The Ball I attended was a simple affair, as far as Mardi Gras Balls go. It grew out of a neighborhood parade started nearly 30 years ago. I grew up a few blocks away in a home similar to many on the parade route. A simple wood-frame house built before air conditioning, raised off the ground, with hard wood floors and a big front porch.

This family-friendly neighborhood night parade is still a simple event. Parents sit in lawn chairs on their front porches and let their kids catch the flying beads as they’re thrown off the homemade floats, though catching Mardi Gras beads brings out the kid in everyone. Years ago, this is the parade I brought my Brownie troop to after an afternoon spent making king cakes with purple, green and gold sugars for a cooking badge.

Queen Teresa and her royal consort, Thom

Queen Teresa and her royal consort, Thom

From Seattle to Baton Rouge
Teresa and Thom moved to Baton Rouge about 10 years ago from Seattle and we became friends not long after. They quickly assimilated to this land of king cakes, parades, parties, football, food, drink, friends and fun. They discovered this local parade and easily became a part of it. This year Teresa is Queen of the parade and Thom is her royal consort.
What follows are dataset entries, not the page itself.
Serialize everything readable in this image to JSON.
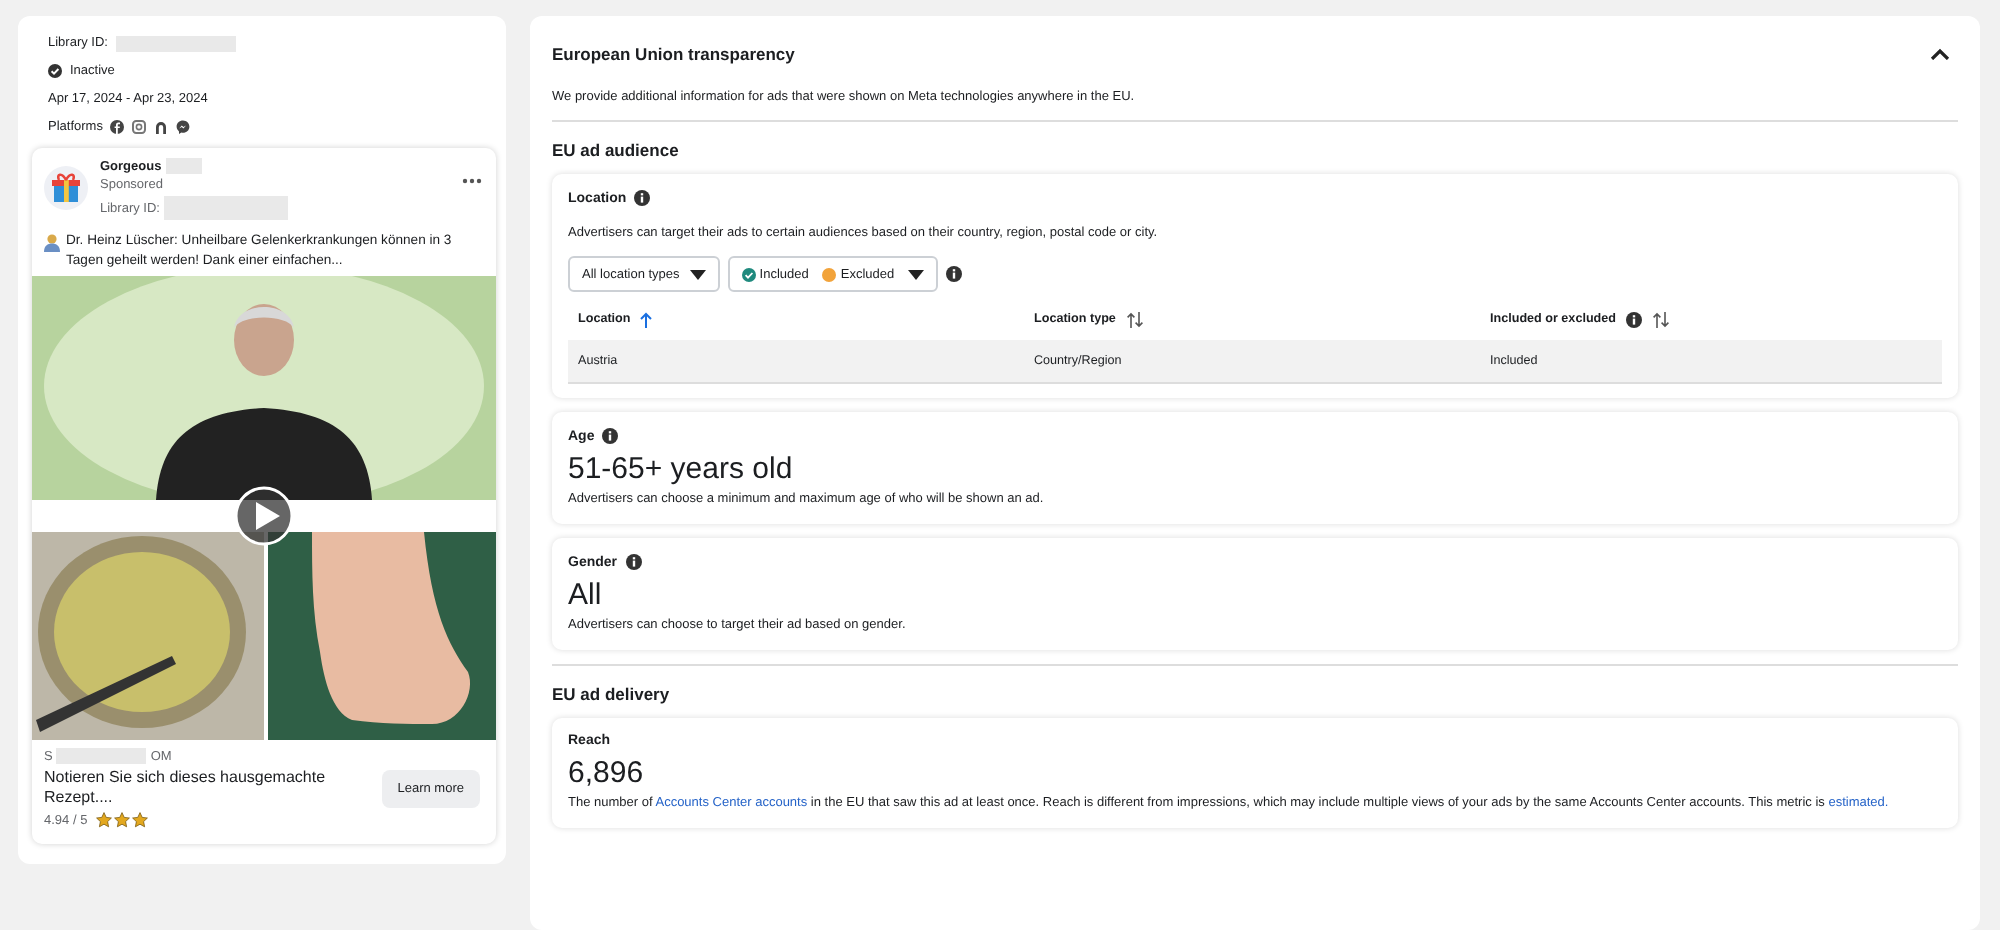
{
  "ad_summary": {
    "library_id_label": "Library ID:",
    "status": "Inactive",
    "date_range": "Apr 17, 2024 - Apr 23, 2024",
    "platforms_label": "Platforms"
  },
  "ad_preview": {
    "advertiser": "Gorgeous",
    "sponsored": "Sponsored",
    "library_id_label": "Library ID:",
    "body": "Dr. Heinz Lüscher: Unheilbare Gelenkerkrankungen können in 3 Tagen geheilt werden! Dank einer einfachen...",
    "link_start": "S",
    "link_end": "OM",
    "headline": "Notieren Sie sich dieses hausgemachte Rezept....",
    "rating": "4.94 / 5",
    "stars": 3,
    "cta": "Learn more"
  },
  "eu_transparency": {
    "title": "European Union transparency",
    "expanded": true,
    "description": "We provide additional information for ads that were shown on Meta technologies anywhere in the EU.",
    "audience_heading": "EU ad audience",
    "location": {
      "title": "Location",
      "info": true,
      "description": "Advertisers can target their ads to certain audiences based on their country, region, postal code or city.",
      "type_filter": "All location types",
      "status_filter": [
        {
          "label": "Included",
          "color": "#1f8a7e"
        },
        {
          "label": "Excluded",
          "color": "#f2a33a"
        }
      ],
      "columns": [
        {
          "label": "Location",
          "info": false,
          "sorted": true
        },
        {
          "label": "Location type",
          "info": false,
          "sorted": false
        },
        {
          "label": "Included or excluded",
          "info": true,
          "sorted": false
        }
      ],
      "rows": [
        [
          "Austria",
          "Country/Region",
          "Included"
        ]
      ]
    },
    "age": {
      "title": "Age",
      "info": true,
      "value": "51-65+ years old",
      "description": "Advertisers can choose a minimum and maximum age of who will be shown an ad."
    },
    "gender": {
      "title": "Gender",
      "info": true,
      "value": "All",
      "description": "Advertisers can choose to target their ad based on gender."
    },
    "delivery_heading": "EU ad delivery",
    "reach": {
      "title": "Reach",
      "info": false,
      "value": "6,896",
      "description": [
        {
          "text": "The number of ",
          "link": false
        },
        {
          "text": "Accounts Center accounts",
          "link": true
        },
        {
          "text": " in the EU that saw this ad at least once. Reach is different from impressions, which may include multiple views of your ads by the same Accounts Center accounts. This metric is ",
          "link": false
        },
        {
          "text": "estimated.",
          "link": true
        }
      ]
    }
  }
}
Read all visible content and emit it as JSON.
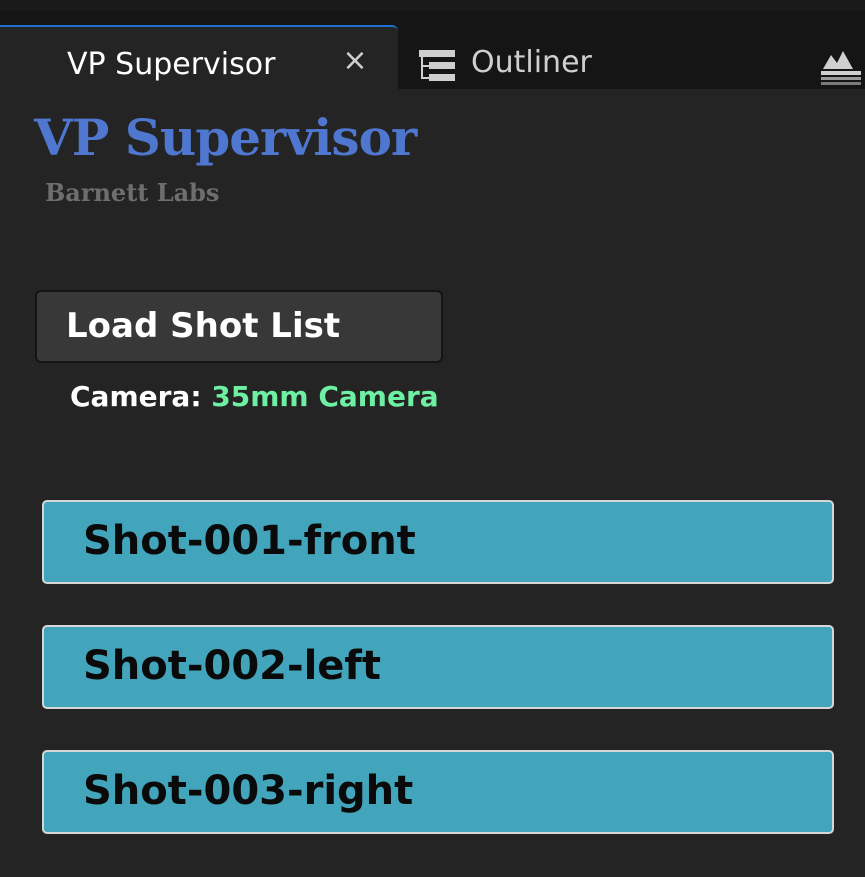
{
  "tabs": [
    {
      "label": "VP Supervisor",
      "active": true,
      "close_symbol": "×"
    },
    {
      "label": "Outliner",
      "active": false,
      "icon": "outliner-icon"
    }
  ],
  "toolbar": {
    "layers_icon": "layers-icon"
  },
  "plugin": {
    "title": "VP Supervisor",
    "subtitle": "Barnett Labs",
    "load_button_label": "Load Shot List",
    "camera_label": "Camera:",
    "camera_value": "35mm Camera",
    "shots": [
      {
        "label": "Shot-001-front"
      },
      {
        "label": "Shot-002-left"
      },
      {
        "label": "Shot-003-right"
      }
    ]
  },
  "colors": {
    "accent_tab": "#1e6fd0",
    "logo": "#4f77cf",
    "camera_value": "#6ef0a2",
    "shot_button": "#42a5bb"
  }
}
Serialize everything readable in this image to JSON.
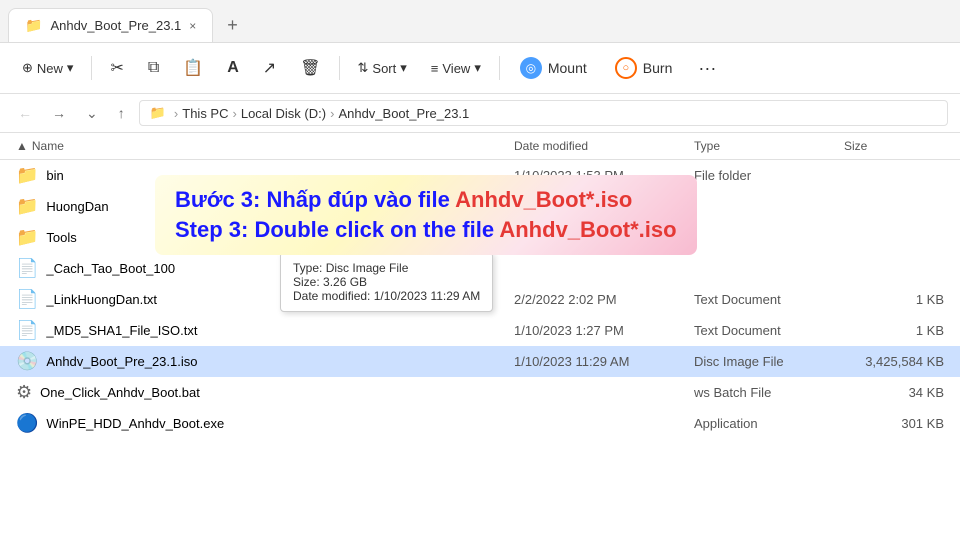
{
  "tab": {
    "title": "Anhdv_Boot_Pre_23.1",
    "close_label": "×"
  },
  "new_tab_label": "+",
  "toolbar": {
    "new_label": "New",
    "cut_label": "✂",
    "copy_label": "⧉",
    "paste_label": "⬜",
    "rename_label": "A",
    "share_label": "↗",
    "delete_label": "🗑",
    "sort_label": "Sort",
    "view_label": "View",
    "mount_label": "Mount",
    "burn_label": "Burn",
    "more_label": "···"
  },
  "breadcrumb": {
    "folder_icon": "📁",
    "items": [
      "This PC",
      "Local Disk (D:)",
      "Anhdv_Boot_Pre_23.1"
    ]
  },
  "file_header": {
    "name": "Name",
    "date_modified": "Date modified",
    "type": "Type",
    "size": "Size"
  },
  "files": [
    {
      "icon": "📁",
      "name": "bin",
      "date": "1/10/2023 1:53 PM",
      "type": "File folder",
      "size": "",
      "is_folder": true
    },
    {
      "icon": "📁",
      "name": "HuongDan",
      "date": "",
      "type": "",
      "size": "",
      "is_folder": true
    },
    {
      "icon": "📁",
      "name": "Tools",
      "date": "",
      "type": "",
      "size": "",
      "is_folder": true
    },
    {
      "icon": "📄",
      "name": "_Cach_Tao_Boot_100",
      "date": "",
      "type": "",
      "size": "",
      "is_folder": false
    },
    {
      "icon": "📄",
      "name": "_LinkHuongDan.txt",
      "date": "2/2/2022 2:02 PM",
      "type": "Text Document",
      "size": "1 KB",
      "is_folder": false
    },
    {
      "icon": "📄",
      "name": "_MD5_SHA1_File_ISO.txt",
      "date": "1/10/2023 1:27 PM",
      "type": "Text Document",
      "size": "1 KB",
      "is_folder": false
    },
    {
      "icon": "💿",
      "name": "Anhdv_Boot_Pre_23.1.iso",
      "date": "1/10/2023 11:29 AM",
      "type": "Disc Image File",
      "size": "3,425,584 KB",
      "is_folder": false,
      "selected": true
    },
    {
      "icon": "⚙",
      "name": "One_Click_Anhdv_Boot.bat",
      "date": "",
      "type": "ws Batch File",
      "size": "34 KB",
      "is_folder": false
    },
    {
      "icon": "🔵",
      "name": "WinPE_HDD_Anhdv_Boot.exe",
      "date": "",
      "type": "Application",
      "size": "301 KB",
      "is_folder": false
    }
  ],
  "tooltip": {
    "type_label": "Type:",
    "type_value": "Disc Image File",
    "size_label": "Size:",
    "size_value": "3.26 GB",
    "date_label": "Date modified:",
    "date_value": "1/10/2023 11:29 AM"
  },
  "instruction": {
    "line1_prefix": "Bước 3: Nhấp đúp vào file ",
    "line1_highlight": "Anhdv_Boot*.iso",
    "line2_prefix": "Step 3: Double click on the file ",
    "line2_highlight": "Anhdv_Boot*.iso"
  }
}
I am so glad that I was there for the celebration Ball and that these friends have become part of the Mardi Gras tradition. It was fun to watch the remnants of an old European royal tradition reimagined, without the class distinctions.

The King and Queen were announced and entered the decorated and festive room in their jeweled clothes and crowns with the sound of a bagpipe playing. They sat on a throne on a raised dais overlooking the room. Those who head the groups that build the different floats are announced and come to praise the royalty. They come bearing gifts (like pet treats for the royal pets). All those in attendance are dressed for the ball, whatever their definition of “dressed up” was. From the large ponytailed giant of a man dressed in a kilt with his black socks and dress shoes and Star Wars helmet, to the regal lady in a classic ball gown.

The King and Queen of Southdowns

The King and Queen of Southdowns

There is a grand silliness in the pageantry and no one takes it too seriously, other than wanting to seriously have fun. This is clearly shown in the group who called themselves “the Barbarians” who come dressed in leather and fur, a Viking-come-to-town attire.

This old Baton Rouge neighborhood has embraced the real meaning of neighbor and opened its doors to all and will let you be royalty for the season if that’s what you want. Mardi Gras has evolved over the centuries and it still celebrates the tradition it came from. This simple Southdown’s Mardi Gras Ball was a night of acceptance and celebration for all in attendance. As we say down here in south Louisiana, Laissez Les Bon Temps Rouler, which means Let The Good Times Roll.